Finally, Shaharazade, the daughter of the Vizier had to be given in hand to the King. The shrewd Shahrazade escapes the execution by starting a story every night so that the King has to postpone the execution. She continues the story the next night and then immediately starts off another one! In this context, we discuss one of the stories related by Shaharazade. The story is that of the Husband and the Parrot. There was a merchant who was exceptionally possessive and jealous, since he had a wife of perfect beauty. He never left her alone. Once, it so happens that he is forced to travel.
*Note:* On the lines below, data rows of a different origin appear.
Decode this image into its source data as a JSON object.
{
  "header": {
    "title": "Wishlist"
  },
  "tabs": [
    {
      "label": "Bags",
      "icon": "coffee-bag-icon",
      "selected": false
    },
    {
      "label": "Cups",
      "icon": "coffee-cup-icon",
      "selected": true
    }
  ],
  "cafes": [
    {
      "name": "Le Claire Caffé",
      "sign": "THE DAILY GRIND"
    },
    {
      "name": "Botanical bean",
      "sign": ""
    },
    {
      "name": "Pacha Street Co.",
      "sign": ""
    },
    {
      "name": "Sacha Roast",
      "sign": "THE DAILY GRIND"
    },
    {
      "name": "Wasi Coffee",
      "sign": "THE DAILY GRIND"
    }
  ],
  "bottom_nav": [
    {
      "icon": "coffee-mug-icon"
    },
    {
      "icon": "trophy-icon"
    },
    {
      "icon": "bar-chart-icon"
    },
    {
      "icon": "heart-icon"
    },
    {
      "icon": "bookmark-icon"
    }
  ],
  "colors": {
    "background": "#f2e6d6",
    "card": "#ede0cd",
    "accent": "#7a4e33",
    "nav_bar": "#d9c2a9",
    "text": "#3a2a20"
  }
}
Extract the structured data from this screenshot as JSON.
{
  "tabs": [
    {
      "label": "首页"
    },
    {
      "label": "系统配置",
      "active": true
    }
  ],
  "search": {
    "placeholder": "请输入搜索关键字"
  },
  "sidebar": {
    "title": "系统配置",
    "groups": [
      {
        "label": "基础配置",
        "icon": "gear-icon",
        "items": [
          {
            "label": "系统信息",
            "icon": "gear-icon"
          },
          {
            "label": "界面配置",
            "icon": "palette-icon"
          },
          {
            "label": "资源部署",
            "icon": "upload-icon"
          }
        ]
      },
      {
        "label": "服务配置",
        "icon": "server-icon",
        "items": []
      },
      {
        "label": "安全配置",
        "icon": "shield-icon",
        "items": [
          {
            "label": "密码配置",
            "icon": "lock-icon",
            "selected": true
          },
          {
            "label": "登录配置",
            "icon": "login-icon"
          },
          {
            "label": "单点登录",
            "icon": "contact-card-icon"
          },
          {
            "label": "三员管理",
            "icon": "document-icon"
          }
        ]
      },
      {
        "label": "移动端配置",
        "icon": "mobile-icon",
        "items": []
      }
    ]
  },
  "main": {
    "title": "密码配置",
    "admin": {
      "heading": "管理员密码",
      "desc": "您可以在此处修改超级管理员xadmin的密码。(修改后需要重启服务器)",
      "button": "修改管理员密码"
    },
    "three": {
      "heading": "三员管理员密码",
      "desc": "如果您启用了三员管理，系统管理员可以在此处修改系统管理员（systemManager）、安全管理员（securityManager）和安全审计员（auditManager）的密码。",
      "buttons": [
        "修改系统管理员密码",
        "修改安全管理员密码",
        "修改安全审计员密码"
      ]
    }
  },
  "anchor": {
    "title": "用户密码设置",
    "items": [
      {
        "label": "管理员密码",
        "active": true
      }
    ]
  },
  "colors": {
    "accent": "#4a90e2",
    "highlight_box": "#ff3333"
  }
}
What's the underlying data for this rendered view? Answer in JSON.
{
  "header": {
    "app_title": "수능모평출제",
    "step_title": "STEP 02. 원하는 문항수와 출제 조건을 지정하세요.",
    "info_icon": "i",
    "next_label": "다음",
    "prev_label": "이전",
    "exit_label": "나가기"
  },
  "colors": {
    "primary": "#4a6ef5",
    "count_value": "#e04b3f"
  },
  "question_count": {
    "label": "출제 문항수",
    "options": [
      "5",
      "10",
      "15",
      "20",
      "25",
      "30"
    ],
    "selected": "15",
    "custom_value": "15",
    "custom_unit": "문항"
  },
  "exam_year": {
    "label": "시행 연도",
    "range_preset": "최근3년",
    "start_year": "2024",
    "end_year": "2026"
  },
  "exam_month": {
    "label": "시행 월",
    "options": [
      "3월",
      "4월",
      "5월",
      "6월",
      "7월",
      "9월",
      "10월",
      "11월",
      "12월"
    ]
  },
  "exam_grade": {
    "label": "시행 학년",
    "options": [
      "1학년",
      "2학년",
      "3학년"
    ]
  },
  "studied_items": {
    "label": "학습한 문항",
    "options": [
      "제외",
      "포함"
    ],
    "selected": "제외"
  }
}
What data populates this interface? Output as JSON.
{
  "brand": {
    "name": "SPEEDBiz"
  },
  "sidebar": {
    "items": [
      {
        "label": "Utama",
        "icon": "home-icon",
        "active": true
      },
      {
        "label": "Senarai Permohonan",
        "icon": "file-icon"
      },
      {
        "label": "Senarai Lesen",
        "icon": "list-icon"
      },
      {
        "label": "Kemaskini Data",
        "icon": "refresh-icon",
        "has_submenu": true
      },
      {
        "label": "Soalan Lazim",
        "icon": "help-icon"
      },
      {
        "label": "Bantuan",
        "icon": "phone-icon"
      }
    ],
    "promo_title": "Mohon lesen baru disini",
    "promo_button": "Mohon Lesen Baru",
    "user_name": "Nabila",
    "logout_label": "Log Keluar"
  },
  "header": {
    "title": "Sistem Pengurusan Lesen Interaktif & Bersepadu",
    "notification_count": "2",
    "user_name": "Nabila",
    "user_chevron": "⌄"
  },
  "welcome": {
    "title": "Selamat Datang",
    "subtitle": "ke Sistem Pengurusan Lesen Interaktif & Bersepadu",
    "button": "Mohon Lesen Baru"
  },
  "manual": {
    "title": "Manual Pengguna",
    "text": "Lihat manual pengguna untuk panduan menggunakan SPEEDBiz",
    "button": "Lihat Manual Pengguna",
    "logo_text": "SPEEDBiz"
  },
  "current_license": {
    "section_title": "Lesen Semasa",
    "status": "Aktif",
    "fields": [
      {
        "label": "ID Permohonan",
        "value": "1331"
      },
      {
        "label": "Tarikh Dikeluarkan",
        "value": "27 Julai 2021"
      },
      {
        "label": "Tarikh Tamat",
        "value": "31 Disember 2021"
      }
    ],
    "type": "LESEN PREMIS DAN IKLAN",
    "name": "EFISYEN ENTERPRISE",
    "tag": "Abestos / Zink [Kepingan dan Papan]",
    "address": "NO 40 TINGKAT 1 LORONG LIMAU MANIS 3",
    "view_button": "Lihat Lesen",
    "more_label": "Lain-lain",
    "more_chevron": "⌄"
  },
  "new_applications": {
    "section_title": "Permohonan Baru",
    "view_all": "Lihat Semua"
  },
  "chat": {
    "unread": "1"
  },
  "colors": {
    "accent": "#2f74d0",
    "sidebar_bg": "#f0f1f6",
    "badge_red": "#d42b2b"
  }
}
In order to make up for his absence and quench his bouts of suspicion, he buys a parrot and leaves it at home. On his return, the parrot narrates that his wife was being unfaithful. On hearing this, he thrashes his wife. Later, the wife plans and asks the women in the house to bring a hand-mill under the cage, a water sprinkler and a mirror. This causes the parrot to believe there is an earthquake and the parrot says so to its master, who finds it hard to believe since it is summer. This leads him to believe that the parrot lied earlier. He kills the parrot.
He later gets to know of his wifes infidelity and then repents for his hastiness. This story in some ways, is symbolic of the relation between Shahriyar and Shaharazade. The mistrust from the Kings side is symbolized in the mistrust of the merchant. The manner in which the King misjudges all women from the experience of his infidel wife, is symbolized by the manner in which the merchant mistrusts the parrot blindly after he construes that the parrot had lied. In addition to this, the manner in which the parrot was faithful even though it was mistrusted later, is symbolic of Shaharazades position.
The story, in short, reveals the sheer lack of love, commitment and trust that Shaharazade perceived in her relationship with the King. The story could, hence, be said to provide some wise insight to the King. The epilogue suggests that she did succeed indeed, since the King falls in love with her and pardons her from being executed.
REFERENCES ¢ Notes provided ¢ Stories from Thousand and one nights (the Arabian nights entertainments), translated by Edward William Lane; revised by Stanley Lane-Poole, The Harvard classics, edited by Charles W. Eliot, New York: P. F. Collier & Son, 190914, Vol. 16, of 51.